### Recorded data
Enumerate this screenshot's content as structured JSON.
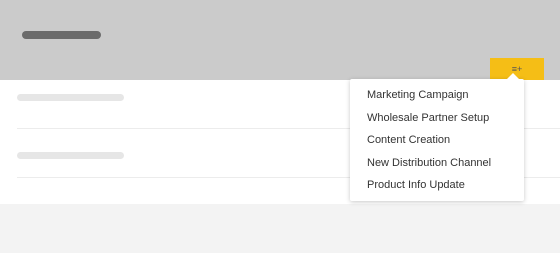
{
  "header": {
    "add_button_icon": "list-add-icon",
    "add_button_glyph": "≡+"
  },
  "dropdown": {
    "items": [
      "Marketing Campaign",
      "Wholesale Partner Setup",
      "Content Creation",
      "New Distribution Channel",
      "Product Info Update"
    ]
  },
  "colors": {
    "header_bg": "#cbcbcb",
    "accent": "#f5be16",
    "page_bg": "#f3f3f3",
    "content_bg": "#ffffff"
  }
}
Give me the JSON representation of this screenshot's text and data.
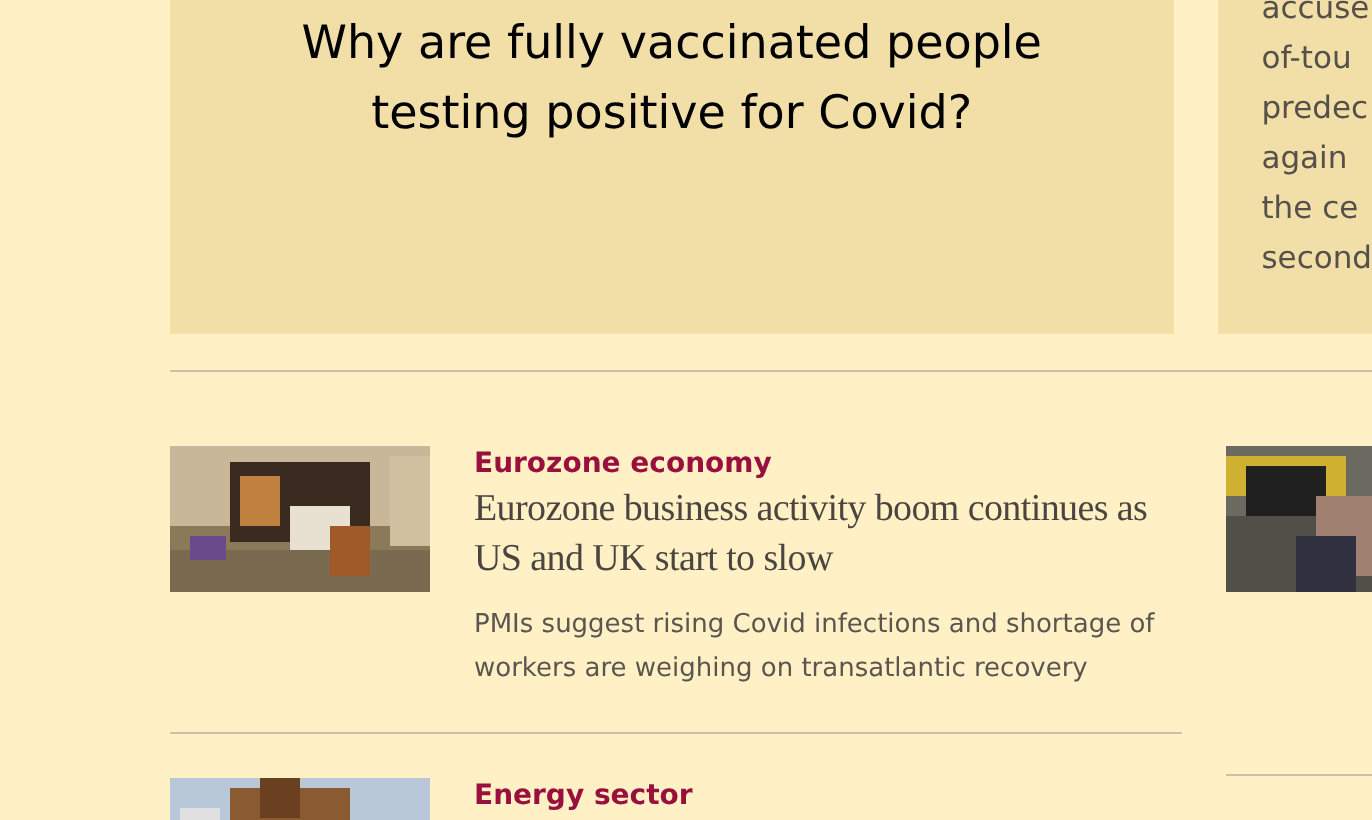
{
  "top_cards": [
    {
      "headline": "Why are fully vaccinated people testing positive for Covid?"
    },
    {
      "lines": [
        "accuse",
        "of-tou",
        "predec",
        "again",
        "the ce",
        "second"
      ]
    }
  ],
  "stories": [
    {
      "topic": "Eurozone economy",
      "headline": "Eurozone business activity boom continues as US and UK start to slow",
      "standfirst": "PMIs suggest rising Covid infections and shortage of workers are weighing on transatlantic recovery",
      "kind": "picture"
    },
    {
      "topic": "Energy sector",
      "kind": "picture"
    }
  ]
}
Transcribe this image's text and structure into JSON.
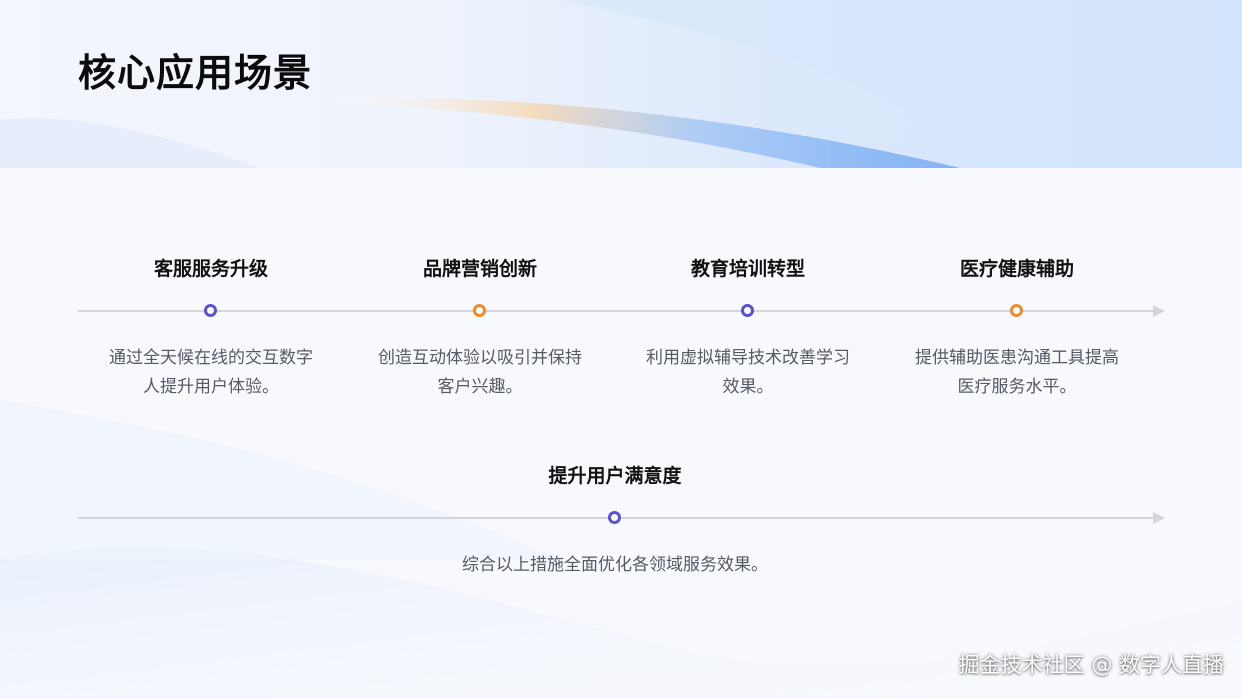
{
  "slide": {
    "title": "核心应用场景"
  },
  "timeline_1": {
    "items": [
      {
        "title": "客服服务升级",
        "desc": "通过全天候在线的交互数字人提升用户体验。",
        "dot_color": "#5b4fd6"
      },
      {
        "title": "品牌营销创新",
        "desc": "创造互动体验以吸引并保持客户兴趣。",
        "dot_color": "#ee8a2a"
      },
      {
        "title": "教育培训转型",
        "desc": "利用虚拟辅导技术改善学习效果。",
        "dot_color": "#5b4fd6"
      },
      {
        "title": "医疗健康辅助",
        "desc": "提供辅助医患沟通工具提高医疗服务水平。",
        "dot_color": "#ee8a2a"
      }
    ]
  },
  "timeline_2": {
    "items": [
      {
        "title": "提升用户满意度",
        "desc": "综合以上措施全面优化各领域服务效果。",
        "dot_color": "#5b4fd6"
      }
    ]
  },
  "watermark": {
    "text": "掘金技术社区 @ 数字人直播"
  },
  "colors": {
    "accent_purple": "#5b4fd6",
    "accent_orange": "#ee8a2a",
    "title_text": "#0b0b0b",
    "body_text": "#555a63",
    "line": "#d3d5da"
  }
}
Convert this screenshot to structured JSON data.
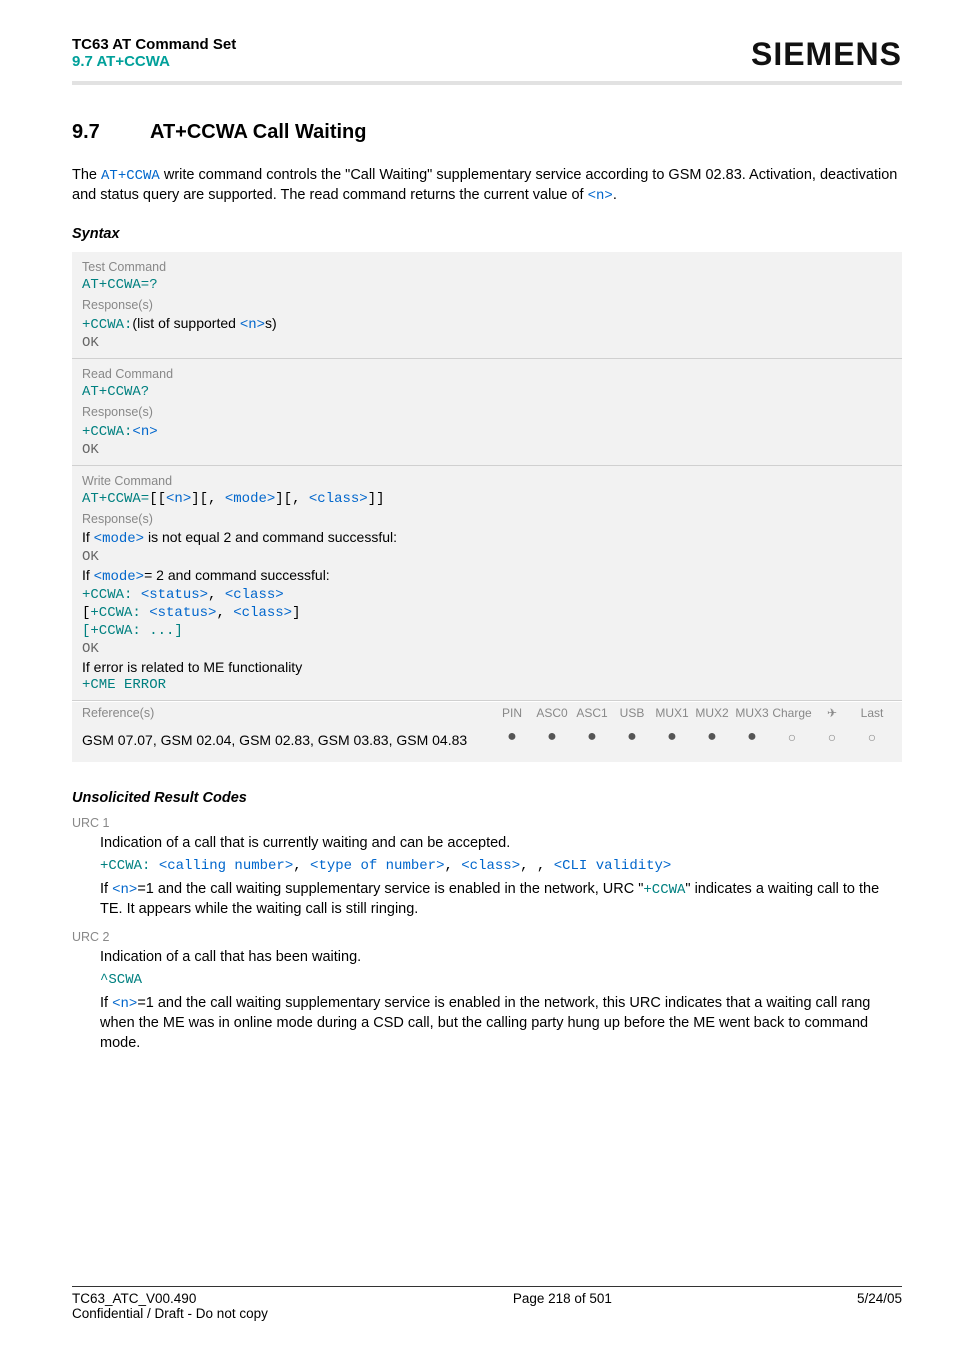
{
  "header": {
    "line1": "TC63 AT Command Set",
    "line2": "9.7 AT+CCWA",
    "logo": "SIEMENS"
  },
  "section": {
    "num": "9.7",
    "title": "AT+CCWA   Call Waiting"
  },
  "intro": {
    "pre": "The ",
    "link": "AT+CCWA",
    "mid": " write command controls the \"Call Waiting\" supplementary service according to GSM 02.83. Activation, deactivation and status query are supported. The read command returns the current value of ",
    "end": ".",
    "n_link": "<n>"
  },
  "syntax": {
    "heading": "Syntax",
    "test": {
      "label": "Test Command",
      "cmd": "AT+CCWA=?",
      "resp_label": "Response(s)",
      "resp_pre": "+CCWA:",
      "resp_mid": "(list of supported ",
      "resp_n": "<n>",
      "resp_post": "s)",
      "ok": "OK"
    },
    "read": {
      "label": "Read Command",
      "cmd": "AT+CCWA?",
      "resp_label": "Response(s)",
      "resp_pre": "+CCWA:",
      "resp_n": "<n>",
      "ok": "OK"
    },
    "write": {
      "label": "Write Command",
      "cmd_pre": "AT+CCWA=",
      "n": "<n>",
      "mode": "<mode>",
      "class": "<class>",
      "resp_label": "Response(s)",
      "line_if1_a": "If ",
      "line_if1_b": " is not equal 2 and command successful:",
      "ok1": "OK",
      "line_if2_a": "If ",
      "line_if2_b": "= 2 and command successful:",
      "ccwa": "+CCWA: ",
      "status": "<status>",
      "class2": "<class>",
      "ccwa_dots": "[+CCWA: ...]",
      "ok2": "OK",
      "err": "If error is related to ME functionality",
      "cme": "+CME ERROR"
    },
    "refs": {
      "label": "Reference(s)",
      "text": "GSM 07.07, GSM 02.04, GSM 02.83, GSM 03.83, GSM 04.83",
      "cols": [
        "PIN",
        "ASC0",
        "ASC1",
        "USB",
        "MUX1",
        "MUX2",
        "MUX3",
        "Charge",
        "✈",
        "Last"
      ],
      "dots": [
        "f",
        "f",
        "f",
        "f",
        "f",
        "f",
        "f",
        "o",
        "o",
        "o"
      ]
    }
  },
  "urc_heading": "Unsolicited Result Codes",
  "urc1": {
    "label": "URC 1",
    "desc": "Indication of a call that is currently waiting and can be accepted.",
    "code_pre": "+CCWA: ",
    "calling": "<calling number>",
    "type": "<type of number>",
    "class": "<class>",
    "cli": "<CLI validity>",
    "p2a": "If ",
    "p2n": "<n>",
    "p2b": "=1 and the call waiting supplementary service is enabled in the network, URC \"",
    "p2c": "+CCWA",
    "p2d": "\" indicates a waiting call to the TE. It appears while the waiting call is still ringing."
  },
  "urc2": {
    "label": "URC 2",
    "desc": "Indication of a call that has been waiting.",
    "code": "^SCWA",
    "p2a": "If ",
    "p2n": "<n>",
    "p2b": "=1 and the call waiting supplementary service is enabled in the network, this URC indicates that a waiting call rang when the ME was in online mode during a CSD call, but the calling party hung up before the ME went back to command mode."
  },
  "footer": {
    "left1": "TC63_ATC_V00.490",
    "left2": "Confidential / Draft - Do not copy",
    "center": "Page 218 of 501",
    "right": "5/24/05"
  }
}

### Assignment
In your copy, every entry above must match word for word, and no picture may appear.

### Result of this task
Enumerate this screenshot's content as structured JSON.
{
  "header": {
    "add_button_icon": "list-add-icon",
    "add_button_glyph": "≡+"
  },
  "dropdown": {
    "items": [
      "Marketing Campaign",
      "Wholesale Partner Setup",
      "Content Creation",
      "New Distribution Channel",
      "Product Info Update"
    ]
  },
  "colors": {
    "header_bg": "#cbcbcb",
    "accent": "#f5be16",
    "page_bg": "#f3f3f3",
    "content_bg": "#ffffff"
  }
}
Give me the JSON representation of this screenshot's text and data.
{
  "top_cards": [
    {
      "headline": "Why are fully vaccinated people testing positive for Covid?"
    },
    {
      "lines": [
        "accuse",
        "of-tou",
        "predec",
        "again",
        "the ce",
        "second"
      ]
    }
  ],
  "stories": [
    {
      "topic": "Eurozone economy",
      "headline": "Eurozone business activity boom continues as US and UK start to slow",
      "standfirst": "PMIs suggest rising Covid infections and shortage of workers are weighing on transatlantic recovery",
      "kind": "picture"
    },
    {
      "topic": "Energy sector",
      "kind": "picture"
    }
  ]
}
Transcribe this image's text and structure into JSON.
{
  "slide": {
    "title": "核心应用场景"
  },
  "timeline_1": {
    "items": [
      {
        "title": "客服服务升级",
        "desc": "通过全天候在线的交互数字人提升用户体验。",
        "dot_color": "#5b4fd6"
      },
      {
        "title": "品牌营销创新",
        "desc": "创造互动体验以吸引并保持客户兴趣。",
        "dot_color": "#ee8a2a"
      },
      {
        "title": "教育培训转型",
        "desc": "利用虚拟辅导技术改善学习效果。",
        "dot_color": "#5b4fd6"
      },
      {
        "title": "医疗健康辅助",
        "desc": "提供辅助医患沟通工具提高医疗服务水平。",
        "dot_color": "#ee8a2a"
      }
    ]
  },
  "timeline_2": {
    "items": [
      {
        "title": "提升用户满意度",
        "desc": "综合以上措施全面优化各领域服务效果。",
        "dot_color": "#5b4fd6"
      }
    ]
  },
  "watermark": {
    "text": "掘金技术社区 @ 数字人直播"
  },
  "colors": {
    "accent_purple": "#5b4fd6",
    "accent_orange": "#ee8a2a",
    "title_text": "#0b0b0b",
    "body_text": "#555a63",
    "line": "#d3d5da"
  }
}
Convert this screenshot to structured JSON data.
{
  "header": {
    "line1": "TC63 AT Command Set",
    "line2": "9.7 AT+CCWA",
    "logo": "SIEMENS"
  },
  "section": {
    "num": "9.7",
    "title": "AT+CCWA   Call Waiting"
  },
  "intro": {
    "pre": "The ",
    "link": "AT+CCWA",
    "mid": " write command controls the \"Call Waiting\" supplementary service according to GSM 02.83. Activation, deactivation and status query are supported. The read command returns the current value of ",
    "end": ".",
    "n_link": "<n>"
  },
  "syntax": {
    "heading": "Syntax",
    "test": {
      "label": "Test Command",
      "cmd": "AT+CCWA=?",
      "resp_label": "Response(s)",
      "resp_pre": "+CCWA:",
      "resp_mid": "(list of supported ",
      "resp_n": "<n>",
      "resp_post": "s)",
      "ok": "OK"
    },
    "read": {
      "label": "Read Command",
      "cmd": "AT+CCWA?",
      "resp_label": "Response(s)",
      "resp_pre": "+CCWA:",
      "resp_n": "<n>",
      "ok": "OK"
    },
    "write": {
      "label": "Write Command",
      "cmd_pre": "AT+CCWA=",
      "n": "<n>",
      "mode": "<mode>",
      "class": "<class>",
      "resp_label": "Response(s)",
      "line_if1_a": "If ",
      "line_if1_b": " is not equal 2 and command successful:",
      "ok1": "OK",
      "line_if2_a": "If ",
      "line_if2_b": "= 2 and command successful:",
      "ccwa": "+CCWA: ",
      "status": "<status>",
      "class2": "<class>",
      "ccwa_dots": "[+CCWA: ...]",
      "ok2": "OK",
      "err": "If error is related to ME functionality",
      "cme": "+CME ERROR"
    },
    "refs": {
      "label": "Reference(s)",
      "text": "GSM 07.07, GSM 02.04, GSM 02.83, GSM 03.83, GSM 04.83",
      "cols": [
        "PIN",
        "ASC0",
        "ASC1",
        "USB",
        "MUX1",
        "MUX2",
        "MUX3",
        "Charge",
        "✈",
        "Last"
      ],
      "dots": [
        "f",
        "f",
        "f",
        "f",
        "f",
        "f",
        "f",
        "o",
        "o",
        "o"
      ]
    }
  },
  "urc_heading": "Unsolicited Result Codes",
  "urc1": {
    "label": "URC 1",
    "desc": "Indication of a call that is currently waiting and can be accepted.",
    "code_pre": "+CCWA: ",
    "calling": "<calling number>",
    "type": "<type of number>",
    "class": "<class>",
    "cli": "<CLI validity>",
    "p2a": "If ",
    "p2n": "<n>",
    "p2b": "=1 and the call waiting supplementary service is enabled in the network, URC \"",
    "p2c": "+CCWA",
    "p2d": "\" indicates a waiting call to the TE. It appears while the waiting call is still ringing."
  },
  "urc2": {
    "label": "URC 2",
    "desc": "Indication of a call that has been waiting.",
    "code": "^SCWA",
    "p2a": "If ",
    "p2n": "<n>",
    "p2b": "=1 and the call waiting supplementary service is enabled in the network, this URC indicates that a waiting call rang when the ME was in online mode during a CSD call, but the calling party hung up before the ME went back to command mode."
  },
  "footer": {
    "left1": "TC63_ATC_V00.490",
    "left2": "Confidential / Draft - Do not copy",
    "center": "Page 218 of 501",
    "right": "5/24/05"
  }
}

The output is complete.